– ‘Everyday practices of discussing negative forms of children’s rights, such as what could be considered not to be in contradiction with a child’s best interests, result in a race to the bottom. Asylum officers ask just how bad the situation in the country of origin can be for them to still deport children and their families, rather than using children’s rights to ask what kind of persecution or discrimination a specific child needs to be protected from’ (p. 16).
– ‘The desolate answer to whether an incorporation of the CRC into Swedish law can undo practices of displacement of children’s rights is that it will probably not. Rather, an incorporation risks institutionalising and legitimising the problem of displacement as this happens through complex interrelated practices. Just as the asylum officers talk about considering children’s rights when these are actually displaced, struggles for an incorporation may lead to ‘more rights through more rules’, which further displace children’s rights.
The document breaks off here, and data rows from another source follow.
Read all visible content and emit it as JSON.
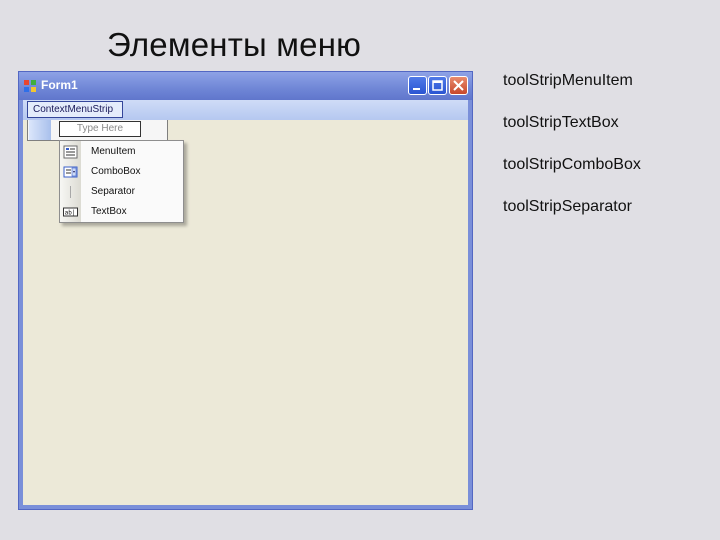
{
  "slide": {
    "title": "Элементы меню",
    "bullets": [
      "toolStripMenuItem",
      "toolStripTextBox",
      "toolStripComboBox",
      "toolStripSeparator"
    ]
  },
  "window": {
    "title": "Form1",
    "icon": "app-icon",
    "controls": [
      "minimize-icon",
      "maximize-icon",
      "close-icon"
    ]
  },
  "designer": {
    "strip_tab_label": "ContextMenuStrip",
    "type_here_placeholder": "Type Here",
    "dropdown_items": [
      {
        "label": "MenuItem",
        "icon": "menu-item-icon"
      },
      {
        "label": "ComboBox",
        "icon": "combo-box-icon"
      },
      {
        "label": "Separator",
        "icon": "separator-icon"
      },
      {
        "label": "TextBox",
        "icon": "text-box-icon"
      }
    ]
  },
  "colors": {
    "slide_bg": "#e0dfe4",
    "title_bar": "#6f86d6",
    "client_bg": "#ece9d8",
    "close_button": "#c7482c"
  }
}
Focusing debates around children’s rights on the legal framework supposed to protect them without also discussing what political struggles are needed on a wider scale, will shield the core of the problem; how rights, in particular children’s rights, tend to reproduce exclusionary politics of asylum. In our study, we have seen no signs that incorporation would influence the strength or scope of the deportation regime’ (p. 17).
Children’s rights, ‘deportability’
Analysis of 100 asylum decisions, from the second half of 2013, and 10 semi-structured interviews with 20 asylum officers at the Swedish Migration Agency.
Suggestions for further research
A closer analysis of the sovereign nation states’ prioritisation of migration control, to further understand the role of children’s rights in the current world.